### WHAT YOU NEED TO DO
From the records below, take each line where the string "active" shows up and copy it.

### EXERCISE MATERIAL
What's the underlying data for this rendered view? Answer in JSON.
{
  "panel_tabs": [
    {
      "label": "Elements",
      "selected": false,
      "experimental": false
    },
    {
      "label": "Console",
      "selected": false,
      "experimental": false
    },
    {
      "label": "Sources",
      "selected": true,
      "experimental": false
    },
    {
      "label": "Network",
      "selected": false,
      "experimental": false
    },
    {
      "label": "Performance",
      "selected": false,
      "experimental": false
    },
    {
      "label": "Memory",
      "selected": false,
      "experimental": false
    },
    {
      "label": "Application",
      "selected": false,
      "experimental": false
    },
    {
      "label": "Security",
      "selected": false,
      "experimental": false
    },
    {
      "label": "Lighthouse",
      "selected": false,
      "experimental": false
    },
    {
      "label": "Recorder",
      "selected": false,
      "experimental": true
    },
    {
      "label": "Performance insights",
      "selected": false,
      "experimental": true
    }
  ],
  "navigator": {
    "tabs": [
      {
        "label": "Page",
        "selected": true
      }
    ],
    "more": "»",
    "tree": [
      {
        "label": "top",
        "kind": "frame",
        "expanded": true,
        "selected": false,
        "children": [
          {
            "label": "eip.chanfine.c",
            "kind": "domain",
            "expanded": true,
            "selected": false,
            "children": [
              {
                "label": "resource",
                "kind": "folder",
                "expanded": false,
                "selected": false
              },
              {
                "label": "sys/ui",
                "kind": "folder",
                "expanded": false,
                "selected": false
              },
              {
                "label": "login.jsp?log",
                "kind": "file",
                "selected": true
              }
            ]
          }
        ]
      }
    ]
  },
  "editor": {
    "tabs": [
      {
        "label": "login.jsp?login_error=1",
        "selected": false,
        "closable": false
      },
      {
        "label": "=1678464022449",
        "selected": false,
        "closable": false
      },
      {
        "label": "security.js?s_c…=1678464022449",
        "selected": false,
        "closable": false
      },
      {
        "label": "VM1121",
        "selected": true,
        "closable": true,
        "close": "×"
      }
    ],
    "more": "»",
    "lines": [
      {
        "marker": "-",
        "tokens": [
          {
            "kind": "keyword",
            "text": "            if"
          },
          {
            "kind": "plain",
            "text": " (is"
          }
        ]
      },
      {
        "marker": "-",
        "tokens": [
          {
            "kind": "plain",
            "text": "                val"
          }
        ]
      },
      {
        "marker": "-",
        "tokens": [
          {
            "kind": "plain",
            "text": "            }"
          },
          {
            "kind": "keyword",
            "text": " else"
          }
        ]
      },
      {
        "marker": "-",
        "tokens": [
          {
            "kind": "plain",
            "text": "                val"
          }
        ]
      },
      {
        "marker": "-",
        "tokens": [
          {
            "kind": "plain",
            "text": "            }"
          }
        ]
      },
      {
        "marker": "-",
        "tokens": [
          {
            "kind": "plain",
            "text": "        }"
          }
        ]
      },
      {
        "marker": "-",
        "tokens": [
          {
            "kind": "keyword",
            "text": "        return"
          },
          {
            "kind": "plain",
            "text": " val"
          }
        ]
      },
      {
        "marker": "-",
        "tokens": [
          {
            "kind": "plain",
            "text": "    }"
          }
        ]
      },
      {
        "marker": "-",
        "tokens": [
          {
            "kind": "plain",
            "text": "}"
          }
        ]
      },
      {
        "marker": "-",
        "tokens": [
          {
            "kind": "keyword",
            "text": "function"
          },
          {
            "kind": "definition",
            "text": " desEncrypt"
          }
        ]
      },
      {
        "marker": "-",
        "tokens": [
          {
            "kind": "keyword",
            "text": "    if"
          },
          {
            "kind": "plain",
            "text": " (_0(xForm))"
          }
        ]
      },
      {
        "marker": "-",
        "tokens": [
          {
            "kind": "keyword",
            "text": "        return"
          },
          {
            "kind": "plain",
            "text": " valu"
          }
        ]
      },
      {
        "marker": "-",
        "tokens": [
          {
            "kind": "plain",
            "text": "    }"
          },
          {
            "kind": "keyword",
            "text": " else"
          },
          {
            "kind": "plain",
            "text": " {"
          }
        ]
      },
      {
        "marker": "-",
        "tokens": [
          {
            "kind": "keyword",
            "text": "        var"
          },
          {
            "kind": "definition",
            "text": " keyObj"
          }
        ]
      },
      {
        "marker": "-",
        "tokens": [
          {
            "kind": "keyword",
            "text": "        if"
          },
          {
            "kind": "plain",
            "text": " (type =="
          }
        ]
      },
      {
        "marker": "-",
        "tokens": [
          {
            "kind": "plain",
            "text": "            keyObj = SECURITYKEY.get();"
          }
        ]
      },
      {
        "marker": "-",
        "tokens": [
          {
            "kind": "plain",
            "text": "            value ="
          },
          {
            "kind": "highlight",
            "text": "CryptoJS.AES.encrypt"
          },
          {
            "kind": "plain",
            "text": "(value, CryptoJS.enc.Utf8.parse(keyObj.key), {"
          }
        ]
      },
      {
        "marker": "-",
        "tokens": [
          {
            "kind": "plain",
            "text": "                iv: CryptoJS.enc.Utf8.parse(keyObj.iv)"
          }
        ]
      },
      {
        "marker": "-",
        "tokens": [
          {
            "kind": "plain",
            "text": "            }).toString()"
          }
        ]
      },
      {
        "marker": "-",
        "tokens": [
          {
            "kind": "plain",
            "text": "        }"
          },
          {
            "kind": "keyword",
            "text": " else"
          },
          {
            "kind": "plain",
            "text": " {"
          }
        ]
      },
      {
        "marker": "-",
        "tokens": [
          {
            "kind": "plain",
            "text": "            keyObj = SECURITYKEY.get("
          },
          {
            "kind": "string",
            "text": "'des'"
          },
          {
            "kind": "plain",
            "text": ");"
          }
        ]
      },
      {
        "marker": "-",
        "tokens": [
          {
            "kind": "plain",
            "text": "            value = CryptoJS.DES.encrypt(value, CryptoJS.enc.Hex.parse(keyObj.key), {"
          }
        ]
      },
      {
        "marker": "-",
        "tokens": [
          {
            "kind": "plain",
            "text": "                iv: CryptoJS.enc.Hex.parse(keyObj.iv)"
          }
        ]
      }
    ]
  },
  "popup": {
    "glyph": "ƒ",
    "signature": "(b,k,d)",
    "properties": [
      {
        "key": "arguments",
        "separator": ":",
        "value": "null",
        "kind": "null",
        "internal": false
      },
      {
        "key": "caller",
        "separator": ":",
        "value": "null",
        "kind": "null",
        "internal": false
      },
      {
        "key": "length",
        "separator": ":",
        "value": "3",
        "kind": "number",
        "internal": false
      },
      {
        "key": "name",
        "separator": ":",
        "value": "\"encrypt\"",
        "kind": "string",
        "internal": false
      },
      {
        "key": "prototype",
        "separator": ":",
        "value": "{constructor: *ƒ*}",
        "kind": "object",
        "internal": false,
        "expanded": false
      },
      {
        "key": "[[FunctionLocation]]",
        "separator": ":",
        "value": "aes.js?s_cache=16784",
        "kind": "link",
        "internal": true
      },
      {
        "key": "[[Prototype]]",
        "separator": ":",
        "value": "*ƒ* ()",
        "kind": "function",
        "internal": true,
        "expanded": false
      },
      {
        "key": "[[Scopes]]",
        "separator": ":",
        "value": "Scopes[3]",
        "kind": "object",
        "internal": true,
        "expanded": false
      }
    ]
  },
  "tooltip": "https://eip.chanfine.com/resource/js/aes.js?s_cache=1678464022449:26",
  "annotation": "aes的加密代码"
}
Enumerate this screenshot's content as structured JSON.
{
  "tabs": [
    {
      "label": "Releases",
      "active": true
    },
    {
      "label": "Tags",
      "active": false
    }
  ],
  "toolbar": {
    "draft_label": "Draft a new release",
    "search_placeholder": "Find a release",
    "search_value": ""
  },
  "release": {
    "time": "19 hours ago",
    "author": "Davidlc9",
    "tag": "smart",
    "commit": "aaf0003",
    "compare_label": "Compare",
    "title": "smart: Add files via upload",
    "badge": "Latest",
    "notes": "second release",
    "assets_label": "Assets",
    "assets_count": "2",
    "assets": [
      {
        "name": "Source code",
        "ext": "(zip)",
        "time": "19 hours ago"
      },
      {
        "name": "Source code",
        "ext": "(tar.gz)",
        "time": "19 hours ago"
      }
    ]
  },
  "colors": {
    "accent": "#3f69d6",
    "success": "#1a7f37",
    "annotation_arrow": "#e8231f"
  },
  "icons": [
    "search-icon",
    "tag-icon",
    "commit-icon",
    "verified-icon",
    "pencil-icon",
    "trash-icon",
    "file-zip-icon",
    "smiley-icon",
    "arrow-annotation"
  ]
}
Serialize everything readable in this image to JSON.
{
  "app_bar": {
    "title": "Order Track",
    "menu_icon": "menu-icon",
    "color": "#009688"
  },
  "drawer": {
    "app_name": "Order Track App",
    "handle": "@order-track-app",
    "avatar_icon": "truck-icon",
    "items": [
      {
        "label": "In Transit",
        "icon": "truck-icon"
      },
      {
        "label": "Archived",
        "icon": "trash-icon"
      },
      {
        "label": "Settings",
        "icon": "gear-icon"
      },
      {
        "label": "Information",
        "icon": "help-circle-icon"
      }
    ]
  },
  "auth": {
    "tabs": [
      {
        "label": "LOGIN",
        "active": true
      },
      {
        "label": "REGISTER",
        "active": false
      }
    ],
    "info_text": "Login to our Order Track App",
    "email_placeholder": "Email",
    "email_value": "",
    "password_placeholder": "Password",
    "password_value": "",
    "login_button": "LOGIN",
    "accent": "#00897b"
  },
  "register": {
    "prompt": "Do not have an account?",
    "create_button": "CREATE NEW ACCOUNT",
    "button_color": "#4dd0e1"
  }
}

### SOLVED EXERCISE
      "active": true
      "active": false
        "active": true
        "active": false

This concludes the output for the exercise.